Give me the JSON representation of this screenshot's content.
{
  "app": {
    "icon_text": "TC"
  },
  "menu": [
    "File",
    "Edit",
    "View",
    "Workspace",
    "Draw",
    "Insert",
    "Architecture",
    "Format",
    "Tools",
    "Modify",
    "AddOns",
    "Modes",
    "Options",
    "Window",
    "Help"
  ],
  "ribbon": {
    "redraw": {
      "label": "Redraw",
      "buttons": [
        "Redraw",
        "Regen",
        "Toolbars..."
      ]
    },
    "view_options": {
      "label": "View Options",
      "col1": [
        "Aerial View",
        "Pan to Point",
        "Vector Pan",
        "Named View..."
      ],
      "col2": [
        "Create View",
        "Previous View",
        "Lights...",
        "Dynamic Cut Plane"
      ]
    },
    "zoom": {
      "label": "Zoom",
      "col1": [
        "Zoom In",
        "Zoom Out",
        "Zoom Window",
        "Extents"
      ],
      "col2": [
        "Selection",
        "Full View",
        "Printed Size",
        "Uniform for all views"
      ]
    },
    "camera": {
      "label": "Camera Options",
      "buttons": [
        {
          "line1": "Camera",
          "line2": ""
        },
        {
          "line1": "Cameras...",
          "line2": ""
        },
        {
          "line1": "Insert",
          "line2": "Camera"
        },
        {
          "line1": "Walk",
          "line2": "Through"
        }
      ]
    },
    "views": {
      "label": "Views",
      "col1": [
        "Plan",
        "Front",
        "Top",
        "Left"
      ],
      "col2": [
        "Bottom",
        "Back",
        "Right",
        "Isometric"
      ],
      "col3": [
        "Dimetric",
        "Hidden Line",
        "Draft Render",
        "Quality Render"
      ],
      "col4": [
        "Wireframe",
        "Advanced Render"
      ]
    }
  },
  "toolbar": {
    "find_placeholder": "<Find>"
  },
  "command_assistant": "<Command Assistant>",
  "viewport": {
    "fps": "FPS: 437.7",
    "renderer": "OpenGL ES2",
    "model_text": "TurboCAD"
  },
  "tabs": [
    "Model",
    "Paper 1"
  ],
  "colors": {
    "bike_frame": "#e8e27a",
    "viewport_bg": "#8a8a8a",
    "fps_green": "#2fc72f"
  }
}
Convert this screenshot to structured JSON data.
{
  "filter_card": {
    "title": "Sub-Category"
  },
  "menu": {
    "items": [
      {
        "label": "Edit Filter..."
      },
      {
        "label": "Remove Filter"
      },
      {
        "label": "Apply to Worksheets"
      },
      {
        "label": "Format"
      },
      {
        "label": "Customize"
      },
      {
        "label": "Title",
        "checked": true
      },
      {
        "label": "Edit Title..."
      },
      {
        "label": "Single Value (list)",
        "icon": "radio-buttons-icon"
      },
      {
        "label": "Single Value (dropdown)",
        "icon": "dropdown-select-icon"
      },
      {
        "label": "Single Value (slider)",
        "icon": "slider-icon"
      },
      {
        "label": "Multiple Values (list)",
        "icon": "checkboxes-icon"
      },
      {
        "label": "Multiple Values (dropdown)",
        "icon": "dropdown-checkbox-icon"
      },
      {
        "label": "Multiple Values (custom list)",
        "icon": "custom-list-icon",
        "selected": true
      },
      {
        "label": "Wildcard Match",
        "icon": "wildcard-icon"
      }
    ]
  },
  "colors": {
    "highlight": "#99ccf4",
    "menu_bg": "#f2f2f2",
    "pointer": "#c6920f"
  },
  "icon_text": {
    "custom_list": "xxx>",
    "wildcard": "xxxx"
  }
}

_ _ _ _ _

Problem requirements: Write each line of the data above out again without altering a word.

Exercise output:
Give me the JSON representation of this screenshot's content.
{
  "app": {
    "icon_text": "TC"
  },
  "menu": [
    "File",
    "Edit",
    "View",
    "Workspace",
    "Draw",
    "Insert",
    "Architecture",
    "Format",
    "Tools",
    "Modify",
    "AddOns",
    "Modes",
    "Options",
    "Window",
    "Help"
  ],
  "ribbon": {
    "redraw": {
      "label": "Redraw",
      "buttons": [
        "Redraw",
        "Regen",
        "Toolbars..."
      ]
    },
    "view_options": {
      "label": "View Options",
      "col1": [
        "Aerial View",
        "Pan to Point",
        "Vector Pan",
        "Named View..."
      ],
      "col2": [
        "Create View",
        "Previous View",
        "Lights...",
        "Dynamic Cut Plane"
      ]
    },
    "zoom": {
      "label": "Zoom",
      "col1": [
        "Zoom In",
        "Zoom Out",
        "Zoom Window",
        "Extents"
      ],
      "col2": [
        "Selection",
        "Full View",
        "Printed Size",
        "Uniform for all views"
      ]
    },
    "camera": {
      "label": "Camera Options",
      "buttons": [
        {
          "line1": "Camera",
          "line2": ""
        },
        {
          "line1": "Cameras...",
          "line2": ""
        },
        {
          "line1": "Insert",
          "line2": "Camera"
        },
        {
          "line1": "Walk",
          "line2": "Through"
        }
      ]
    },
    "views": {
      "label": "Views",
      "col1": [
        "Plan",
        "Front",
        "Top",
        "Left"
      ],
      "col2": [
        "Bottom",
        "Back",
        "Right",
        "Isometric"
      ],
      "col3": [
        "Dimetric",
        "Hidden Line",
        "Draft Render",
        "Quality Render"
      ],
      "col4": [
        "Wireframe",
        "Advanced Render"
      ]
    }
  },
  "toolbar": {
    "find_placeholder": "<Find>"
  },
  "command_assistant": "<Command Assistant>",
  "viewport": {
    "fps": "FPS: 437.7",
    "renderer": "OpenGL ES2",
    "model_text": "TurboCAD"
  },
  "tabs": [
    "Model",
    "Paper 1"
  ],
  "colors": {
    "bike_frame": "#e8e27a",
    "viewport_bg": "#8a8a8a",
    "fps_green": "#2fc72f"
  }
}
Convert this screenshot to structured JSON data.
{
  "filter_card": {
    "title": "Sub-Category"
  },
  "menu": {
    "items": [
      {
        "label": "Edit Filter..."
      },
      {
        "label": "Remove Filter"
      },
      {
        "label": "Apply to Worksheets"
      },
      {
        "label": "Format"
      },
      {
        "label": "Customize"
      },
      {
        "label": "Title",
        "checked": true
      },
      {
        "label": "Edit Title..."
      },
      {
        "label": "Single Value (list)",
        "icon": "radio-buttons-icon"
      },
      {
        "label": "Single Value (dropdown)",
        "icon": "dropdown-select-icon"
      },
      {
        "label": "Single Value (slider)",
        "icon": "slider-icon"
      },
      {
        "label": "Multiple Values (list)",
        "icon": "checkboxes-icon"
      },
      {
        "label": "Multiple Values (dropdown)",
        "icon": "dropdown-checkbox-icon"
      },
      {
        "label": "Multiple Values (custom list)",
        "icon": "custom-list-icon",
        "selected": true
      },
      {
        "label": "Wildcard Match",
        "icon": "wildcard-icon"
      }
    ]
  },
  "colors": {
    "highlight": "#99ccf4",
    "menu_bg": "#f2f2f2",
    "pointer": "#c6920f"
  },
  "icon_text": {
    "custom_list": "xxx>",
    "wildcard": "xxxx"
  }
}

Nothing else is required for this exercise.